What are mycoses?

Moulds and fungi can colonise body surfaces – this is known as a mycosis. There are a few different types of mycoses, and are categorised based on how deep into the tissues they have colonised.

Superficial mycoses exist only on the outermost layers of the skin and hair. An example of a superficial mycosis is tinea versicolour, caused mainly by Malassezia globosa. This affects young adults and typically affects the chest, back, and upper arms and legs. It produces oval spots which can fuse together to form larger areas, these spots can be pale, pink, or tan with a sharp border.

Cutaneous mycoses exist a little deeper in the skin. They are still only found in the epidermis (the outermost layer of the skin), and can also be found in hair and nails. Immune reactions can often happen in cutaneous mycoses, these immune reactions can make the skin inflamed and can invoke other changes in deeper layers of the skin. Fungi which commonly cause cutaneous mycoses belong to the Microsporum, Trichophyton, and Epidermophyton genuses, comprising 41 species in total.

Subcutaneous mycoses can involve all layers of the skin and tissue such as fat and muscle underneath. These can often be caused by skin damage and injuries, allowing the fungi to enter. These diseases tend to last a long time and may require surgical treatment.

Systemic mycoses exist in other areas of the body. Systemic mycoses due to primary pathogens are caused by extremely virulent fungi, and can spread all over the body. Systemic mycoses due to opportunistic pathogens (such as candidiasis) occur in people with a weak immune system (people who are immunocompromised or immunodeficient). This state of having a poor immune system may be due to AIDS, cancer, or drugs which weaken the immune system (such as corticosteroids, which may be part of the treatment plan for some allergies).

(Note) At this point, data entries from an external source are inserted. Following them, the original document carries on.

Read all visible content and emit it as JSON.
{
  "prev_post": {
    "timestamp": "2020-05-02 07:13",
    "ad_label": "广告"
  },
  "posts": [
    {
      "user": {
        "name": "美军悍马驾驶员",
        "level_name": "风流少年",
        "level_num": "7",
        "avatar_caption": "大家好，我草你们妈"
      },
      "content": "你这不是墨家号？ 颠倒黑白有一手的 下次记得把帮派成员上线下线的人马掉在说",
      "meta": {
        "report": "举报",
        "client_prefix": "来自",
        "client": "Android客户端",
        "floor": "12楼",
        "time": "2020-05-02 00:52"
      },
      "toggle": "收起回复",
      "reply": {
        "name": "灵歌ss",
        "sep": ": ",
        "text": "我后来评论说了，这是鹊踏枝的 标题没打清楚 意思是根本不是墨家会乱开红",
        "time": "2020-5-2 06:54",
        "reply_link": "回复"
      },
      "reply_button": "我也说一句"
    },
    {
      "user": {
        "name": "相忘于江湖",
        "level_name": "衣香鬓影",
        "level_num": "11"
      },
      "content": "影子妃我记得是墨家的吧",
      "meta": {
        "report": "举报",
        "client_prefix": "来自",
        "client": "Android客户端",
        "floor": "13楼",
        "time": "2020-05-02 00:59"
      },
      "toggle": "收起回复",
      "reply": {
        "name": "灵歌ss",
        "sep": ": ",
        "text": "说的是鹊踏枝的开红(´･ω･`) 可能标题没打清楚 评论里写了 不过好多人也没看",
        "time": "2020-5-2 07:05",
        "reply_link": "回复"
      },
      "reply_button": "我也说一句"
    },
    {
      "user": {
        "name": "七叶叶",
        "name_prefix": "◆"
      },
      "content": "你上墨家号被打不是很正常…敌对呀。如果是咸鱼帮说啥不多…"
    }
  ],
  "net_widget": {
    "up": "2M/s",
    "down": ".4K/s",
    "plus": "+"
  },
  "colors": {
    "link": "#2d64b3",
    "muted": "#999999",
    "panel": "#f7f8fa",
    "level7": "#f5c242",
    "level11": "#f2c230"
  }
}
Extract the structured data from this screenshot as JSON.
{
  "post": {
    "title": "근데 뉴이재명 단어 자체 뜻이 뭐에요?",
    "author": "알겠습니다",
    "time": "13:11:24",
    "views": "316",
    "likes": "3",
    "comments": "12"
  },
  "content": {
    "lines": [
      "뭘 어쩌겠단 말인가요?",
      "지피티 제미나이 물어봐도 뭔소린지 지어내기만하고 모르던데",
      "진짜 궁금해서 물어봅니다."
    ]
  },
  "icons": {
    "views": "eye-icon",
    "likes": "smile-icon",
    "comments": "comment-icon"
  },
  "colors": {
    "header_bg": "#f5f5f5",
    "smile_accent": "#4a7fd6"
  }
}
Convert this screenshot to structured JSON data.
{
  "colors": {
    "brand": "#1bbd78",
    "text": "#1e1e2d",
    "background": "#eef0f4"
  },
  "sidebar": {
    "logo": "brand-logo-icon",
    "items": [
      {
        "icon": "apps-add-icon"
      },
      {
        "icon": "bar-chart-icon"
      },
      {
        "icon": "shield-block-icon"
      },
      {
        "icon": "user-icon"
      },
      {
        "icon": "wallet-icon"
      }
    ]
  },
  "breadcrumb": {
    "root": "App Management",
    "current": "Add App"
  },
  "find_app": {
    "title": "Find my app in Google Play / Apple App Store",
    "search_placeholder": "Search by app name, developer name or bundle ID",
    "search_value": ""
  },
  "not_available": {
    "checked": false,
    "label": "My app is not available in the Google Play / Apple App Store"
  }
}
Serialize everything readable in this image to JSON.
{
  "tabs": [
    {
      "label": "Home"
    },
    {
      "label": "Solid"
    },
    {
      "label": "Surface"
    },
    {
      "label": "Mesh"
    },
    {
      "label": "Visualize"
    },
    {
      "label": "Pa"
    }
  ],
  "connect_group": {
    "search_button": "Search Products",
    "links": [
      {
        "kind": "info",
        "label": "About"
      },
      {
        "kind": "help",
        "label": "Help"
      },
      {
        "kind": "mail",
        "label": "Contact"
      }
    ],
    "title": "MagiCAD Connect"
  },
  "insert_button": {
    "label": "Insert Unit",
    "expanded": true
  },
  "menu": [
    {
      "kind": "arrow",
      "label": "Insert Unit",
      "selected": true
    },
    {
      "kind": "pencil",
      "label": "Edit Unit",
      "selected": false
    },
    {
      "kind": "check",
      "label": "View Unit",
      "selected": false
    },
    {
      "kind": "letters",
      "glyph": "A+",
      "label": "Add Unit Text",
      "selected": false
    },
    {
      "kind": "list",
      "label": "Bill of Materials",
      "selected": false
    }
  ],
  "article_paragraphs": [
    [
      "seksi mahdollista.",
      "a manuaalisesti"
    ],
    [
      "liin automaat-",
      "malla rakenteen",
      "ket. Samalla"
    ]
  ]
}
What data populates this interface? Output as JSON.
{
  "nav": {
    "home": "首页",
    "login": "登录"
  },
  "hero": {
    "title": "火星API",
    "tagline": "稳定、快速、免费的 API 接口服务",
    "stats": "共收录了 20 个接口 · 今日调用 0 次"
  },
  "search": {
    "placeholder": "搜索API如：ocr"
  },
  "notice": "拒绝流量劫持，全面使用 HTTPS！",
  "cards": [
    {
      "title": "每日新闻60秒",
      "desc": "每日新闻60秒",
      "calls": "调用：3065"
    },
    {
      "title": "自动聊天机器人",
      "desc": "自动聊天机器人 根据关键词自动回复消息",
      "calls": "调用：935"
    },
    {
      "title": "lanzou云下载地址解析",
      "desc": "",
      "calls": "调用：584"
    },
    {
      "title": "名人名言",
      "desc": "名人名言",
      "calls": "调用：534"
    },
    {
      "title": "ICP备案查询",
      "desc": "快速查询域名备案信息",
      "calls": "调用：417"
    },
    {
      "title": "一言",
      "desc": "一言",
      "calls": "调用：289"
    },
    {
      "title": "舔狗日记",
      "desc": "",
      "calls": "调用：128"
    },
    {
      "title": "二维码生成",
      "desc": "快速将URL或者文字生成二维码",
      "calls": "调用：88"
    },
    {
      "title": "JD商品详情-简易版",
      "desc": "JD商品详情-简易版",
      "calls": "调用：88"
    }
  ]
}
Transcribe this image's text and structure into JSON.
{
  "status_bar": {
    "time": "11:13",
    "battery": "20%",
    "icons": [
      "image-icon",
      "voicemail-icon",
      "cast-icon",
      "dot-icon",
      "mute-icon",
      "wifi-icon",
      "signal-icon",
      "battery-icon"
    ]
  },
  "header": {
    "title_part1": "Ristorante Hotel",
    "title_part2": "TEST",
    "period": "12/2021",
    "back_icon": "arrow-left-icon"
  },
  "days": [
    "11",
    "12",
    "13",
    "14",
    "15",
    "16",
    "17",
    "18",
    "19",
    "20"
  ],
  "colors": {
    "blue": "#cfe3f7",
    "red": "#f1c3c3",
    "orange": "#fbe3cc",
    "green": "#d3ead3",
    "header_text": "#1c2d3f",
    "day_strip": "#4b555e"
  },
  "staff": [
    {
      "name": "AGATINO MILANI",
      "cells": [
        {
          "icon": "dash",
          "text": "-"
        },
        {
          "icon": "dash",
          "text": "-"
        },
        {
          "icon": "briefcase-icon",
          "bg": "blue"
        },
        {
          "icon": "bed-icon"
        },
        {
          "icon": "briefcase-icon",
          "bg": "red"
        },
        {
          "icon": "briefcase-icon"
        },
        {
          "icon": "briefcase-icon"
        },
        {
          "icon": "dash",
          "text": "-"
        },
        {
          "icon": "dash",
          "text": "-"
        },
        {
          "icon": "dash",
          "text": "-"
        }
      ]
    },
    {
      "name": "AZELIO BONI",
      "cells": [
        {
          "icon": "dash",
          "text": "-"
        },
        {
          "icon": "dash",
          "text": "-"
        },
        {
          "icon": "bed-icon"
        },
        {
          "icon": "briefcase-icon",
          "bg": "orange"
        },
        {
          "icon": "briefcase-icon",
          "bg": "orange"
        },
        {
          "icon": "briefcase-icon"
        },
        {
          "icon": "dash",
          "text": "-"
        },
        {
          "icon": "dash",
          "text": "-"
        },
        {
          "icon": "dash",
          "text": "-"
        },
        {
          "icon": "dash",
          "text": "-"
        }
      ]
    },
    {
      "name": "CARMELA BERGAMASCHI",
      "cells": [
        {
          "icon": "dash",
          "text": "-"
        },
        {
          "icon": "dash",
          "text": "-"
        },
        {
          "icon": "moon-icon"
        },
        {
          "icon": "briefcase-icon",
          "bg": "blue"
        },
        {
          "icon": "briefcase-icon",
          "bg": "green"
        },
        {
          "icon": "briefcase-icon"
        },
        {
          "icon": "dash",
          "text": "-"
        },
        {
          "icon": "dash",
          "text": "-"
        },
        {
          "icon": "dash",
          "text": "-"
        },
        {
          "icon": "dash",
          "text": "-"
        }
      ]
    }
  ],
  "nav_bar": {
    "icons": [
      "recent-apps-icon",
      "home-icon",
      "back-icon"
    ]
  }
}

Mould allergies Guide Index:

© Medic8® | All Rights Reserved